offline for six hours Wednesday while they try to repair bugs."
An anonymous reader writes "CoolTechZone.com's Gundeep Hora publishes his frustration about the political hoopla and bickering between Intel and OLPC and questions their intentions. "I can understand Intel's back-and-forth stance for OLPC. It's a company stuffed with ironies and typical corporate behavior. Can you blame them? What about Negroponte, though? He appears to be a little too obsessed with the project and his fame with the way he's lashing out at Intel. It's evident from the comments he has made how clueless he is about business and the way companies work, especially in a cutthroat industry. Surprisingly enough, Intel is eerily calm about his public outcries."
toms (666) writes "An article on MadPenguin.org discusses why low cost PCs are harming Linux and its reputation with beginners. From the article, "As much as I hate to say it, in some cases, yes. Low end PCs built with decent distribution did give some users ill feelings about Linux as a whole because they attributed their hardware woes to the unknown.
Perhaps the saddest part of all of this is that many vendors are still doing this. To be kind, I'm not going to name names. I will allow pricing to prove my point instead.
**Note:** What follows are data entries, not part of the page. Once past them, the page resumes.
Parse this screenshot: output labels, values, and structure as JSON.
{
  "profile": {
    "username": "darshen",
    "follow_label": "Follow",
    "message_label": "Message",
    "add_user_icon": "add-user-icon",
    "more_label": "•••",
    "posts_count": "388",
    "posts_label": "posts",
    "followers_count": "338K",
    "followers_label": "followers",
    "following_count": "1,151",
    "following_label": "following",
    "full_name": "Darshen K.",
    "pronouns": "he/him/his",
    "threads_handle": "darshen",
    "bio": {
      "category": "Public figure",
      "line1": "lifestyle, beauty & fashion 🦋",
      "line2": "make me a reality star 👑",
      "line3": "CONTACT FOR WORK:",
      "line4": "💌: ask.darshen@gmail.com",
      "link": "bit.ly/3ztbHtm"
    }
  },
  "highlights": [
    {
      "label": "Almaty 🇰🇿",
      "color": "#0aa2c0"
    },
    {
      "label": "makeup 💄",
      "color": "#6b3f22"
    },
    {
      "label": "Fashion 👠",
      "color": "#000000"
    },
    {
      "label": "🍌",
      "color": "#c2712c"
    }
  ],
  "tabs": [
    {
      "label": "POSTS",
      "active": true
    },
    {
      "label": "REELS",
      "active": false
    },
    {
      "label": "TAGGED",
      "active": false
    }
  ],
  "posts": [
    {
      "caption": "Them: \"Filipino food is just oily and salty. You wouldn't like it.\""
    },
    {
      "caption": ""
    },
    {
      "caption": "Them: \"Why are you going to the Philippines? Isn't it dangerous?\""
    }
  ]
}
Again, I have no issues with PC sellers who wish to distribute Linux to those interested in using it, I'm just concerned about the sensitive branding that Linux (all distributions collectively) receives when someone runs out to purchase a really cheap machine."
laggist writes "Today while I was surfing around online, I realised that Discover Magazine had made it's entire archive freely accessible since mid-March 2007. I thought it was strange that I didn't get the scoop since I read slashdot all the time, so here it is for all you Slashdotters — read away!"
amigoro writes "Scientists have discovered that fungi are able to eat radiation, and since ionizing radiation is prevalent in outer space, astronauts might be able to rely on fungi as an inexhaustible food source on long missions or for colonizing other planets. Just as the pigment chlorophyll converts sunlight into chemical energy that allows green plants to live and grow, our research suggests that melanin can use a different portion of the electromagnetic spectrum — ionizing radiation — to benefit the fungi containing it, the researchers explain."